"The Jockey of Artemision"

Rob Taylor

Rob Taylor is the author of three poetry collections, including The News (Gaspereau Press, 2016), which was a finalist for the 2017 Dorothy Livesay Poetry Prize. Rob is also the editor of What the Poets Are Doing: Canadian Poets in Conversation (Nightwood Editions, 2018) and guest editor of the 2019 edition of The Best Canadian Poetry in English (Biblioasis, 2019). He lives with his family in Port Moody, British Columbia.

“The Jockey of Artemision is a bronze sculpture which resides in the National Archaeological Museum in Athens, Greece. Dated to 150 BC, it was lost in a shipwreck off Cape Artemision and only rediscovered in 1926.”

     A child still and always, eyes
     and mouth, once bone, now bowls
     hollowed those millennia below
     the waves, no reins to guide the horse
     gigantic underneath his thighs.
     All he clings to—all he sees
     and speaks of now—is time
     and what it takes and what,
     a while, it leaves behind.

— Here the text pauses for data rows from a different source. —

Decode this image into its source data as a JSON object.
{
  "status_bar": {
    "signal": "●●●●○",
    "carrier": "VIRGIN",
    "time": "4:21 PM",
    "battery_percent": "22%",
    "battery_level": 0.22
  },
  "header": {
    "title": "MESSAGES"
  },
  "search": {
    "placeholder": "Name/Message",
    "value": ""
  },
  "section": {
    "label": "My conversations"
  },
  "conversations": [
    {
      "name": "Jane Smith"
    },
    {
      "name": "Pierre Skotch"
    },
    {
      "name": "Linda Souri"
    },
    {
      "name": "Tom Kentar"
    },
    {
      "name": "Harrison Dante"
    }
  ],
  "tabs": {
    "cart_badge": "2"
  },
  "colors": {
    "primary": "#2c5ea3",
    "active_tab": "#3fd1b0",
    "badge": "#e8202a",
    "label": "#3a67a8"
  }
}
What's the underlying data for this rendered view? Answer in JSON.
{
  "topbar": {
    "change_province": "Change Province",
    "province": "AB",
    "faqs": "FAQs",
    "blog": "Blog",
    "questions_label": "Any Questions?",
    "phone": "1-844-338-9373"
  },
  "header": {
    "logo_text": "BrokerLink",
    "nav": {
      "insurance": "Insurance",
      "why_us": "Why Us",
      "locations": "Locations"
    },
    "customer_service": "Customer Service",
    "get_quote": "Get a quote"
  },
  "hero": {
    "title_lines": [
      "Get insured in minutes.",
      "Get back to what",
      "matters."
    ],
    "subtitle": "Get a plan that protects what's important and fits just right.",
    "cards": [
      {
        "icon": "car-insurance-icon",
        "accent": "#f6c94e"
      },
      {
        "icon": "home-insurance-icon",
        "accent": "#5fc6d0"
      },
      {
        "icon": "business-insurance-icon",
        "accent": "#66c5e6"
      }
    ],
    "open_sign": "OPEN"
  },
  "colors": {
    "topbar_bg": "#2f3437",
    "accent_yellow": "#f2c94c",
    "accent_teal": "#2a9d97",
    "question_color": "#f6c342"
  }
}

     My son, mounted to my chest,
     reaches for the Jockey, as he strains
     for everything these days. No, I say.
     He shrinks back, pauses, tries
     again. The docents laugh and coo,
     relaxed, though we are all aware
     in time he’ll reach, race through and past.
     That future boy, beyond our grasp,
     relentless, reinless, silent, blind.